Of course, due to the subjective native of the MVP vote, Red Sox players have found themselves the focus of controversial outcomes, more often as the odd man out. Though Williams was honored twice in his illustrious career, there were also four instances in which he finished second in the voting where he might have been considered the more deserving candidate. In 1941, he batted .406, the last player to hit .400 or better in the regular season, but lost to New York Yankees outfielder Joe DiMaggio, who has amassed a 56-game hit streak that same year. The next year, he finished second again, this time to Yankees second baseman Joe Gordon, despite having won the batting Triple Crown with more hits in fewer at-bats, twice the number of home runs, and an OPS almost 250 point higher. In 1947, Williams again won the batting Triple Crown, the only player other than Roger Hornsby to win that recognition twice, yet he again lost to DiMaggio by a single point in the vote, again with far better numbers across the board. Finally, in 1957, he won the batting title with an impressive .388 average and hit 38 home runs while setting a modern-day record of reaching base in 16 consecutive at-bats, all at the age of 39, yet finished second once more to another legendary Yankees outfielder, Mickey Mantle.

Other Boston players who fell just shy in the voting include Pedro Martinez, who had one of the best seasons ever by a pitcher in modern baseball history and won the pitching Triple Crown and the Cy Young award. Yet, despite having more first-place votes, he lost to catcher Ivan Rodriguez from the Texas Rangers by a narrow 13-point margin in the vote. It was later discovered that two sportswriters, which included George King from the New York Post, had omitted Martinez from their ballots with the argument that the contributions made by pitchers were not significant enough to earn MVP consideration, though King had included two pitchers on his ballot the previous season. David Ortiz also fell just short of the honor in 2005 as he finished behind Yankees third baseman Alex Rodriguez in the vote. Though both players finished the season with impressive numbers, the argument was made that Ortiz, as a designated hitter, did not contribute as much to his team’s success as Rodriguez, so much that two sportswriters left Ortiz off their ballots.

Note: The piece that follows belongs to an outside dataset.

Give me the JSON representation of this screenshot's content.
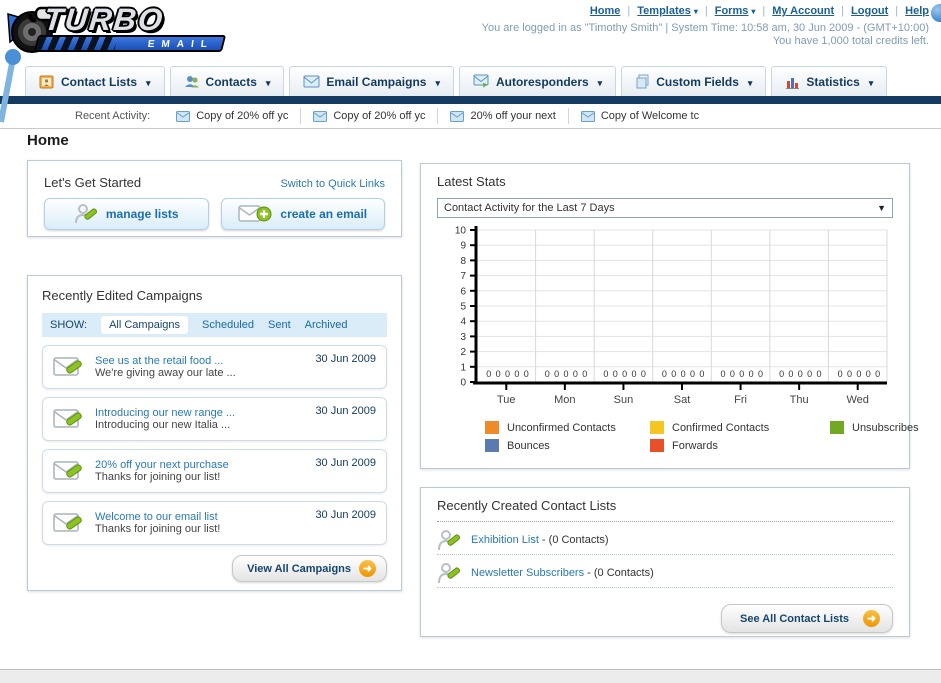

On the flipside, Vaughn finished a mere eight points ahead of Cleveland slugger Albert Belle in the 1995 vote, despite Belle having far more impressive numbers on offense, including a higher number of home runs, runs scored, RBI, slugging percentage, and total bases; he had also become the first player in major league history to hit 50 doubles and 50 home runs in the same season that same year. Vaughn, however, had a far better relationship with fans and the media, whereas Belle routinely refused to grant interviews to reporters and had engaged in several controversial incidents with fans both at and away from the park. Ted Williams was also well-known for his sour relationship with the media, whom he mockingly referred to as the “kinights of the keyboard,” and, like Belle, may have been the reason in part for losing several close MVP ballots.

[1] Deane, Bill, Thron, John, and Palmer, Pete. Total Baseball. HarpersCollins Publishers, New York, 1993.